- **WHAT YOU ARE ASKED TO DO**: One line at a time, check the entries below for the word "Nghĩa", and copy each line that has it.

- **THE DATA**:
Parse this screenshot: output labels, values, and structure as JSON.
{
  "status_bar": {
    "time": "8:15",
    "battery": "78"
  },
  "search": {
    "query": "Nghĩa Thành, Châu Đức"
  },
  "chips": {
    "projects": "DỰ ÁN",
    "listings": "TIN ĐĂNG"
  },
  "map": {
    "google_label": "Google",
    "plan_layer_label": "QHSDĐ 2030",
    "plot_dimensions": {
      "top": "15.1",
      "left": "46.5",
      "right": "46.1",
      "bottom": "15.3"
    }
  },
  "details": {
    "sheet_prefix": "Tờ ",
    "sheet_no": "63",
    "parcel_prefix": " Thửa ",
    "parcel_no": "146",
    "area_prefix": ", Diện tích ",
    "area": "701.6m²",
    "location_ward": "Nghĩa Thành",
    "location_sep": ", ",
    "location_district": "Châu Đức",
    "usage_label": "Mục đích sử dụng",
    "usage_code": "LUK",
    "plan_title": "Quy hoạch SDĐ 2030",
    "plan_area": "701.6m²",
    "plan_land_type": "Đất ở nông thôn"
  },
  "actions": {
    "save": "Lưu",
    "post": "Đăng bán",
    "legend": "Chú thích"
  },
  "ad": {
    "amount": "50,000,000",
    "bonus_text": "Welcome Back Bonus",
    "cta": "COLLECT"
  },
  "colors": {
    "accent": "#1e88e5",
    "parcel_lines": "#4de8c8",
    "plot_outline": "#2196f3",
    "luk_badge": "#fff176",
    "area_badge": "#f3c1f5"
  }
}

- **REPLY TO THE EXERCISE**:
    "query": "Nghĩa Thành, Châu Đức"
    "location_ward": "Nghĩa Thành",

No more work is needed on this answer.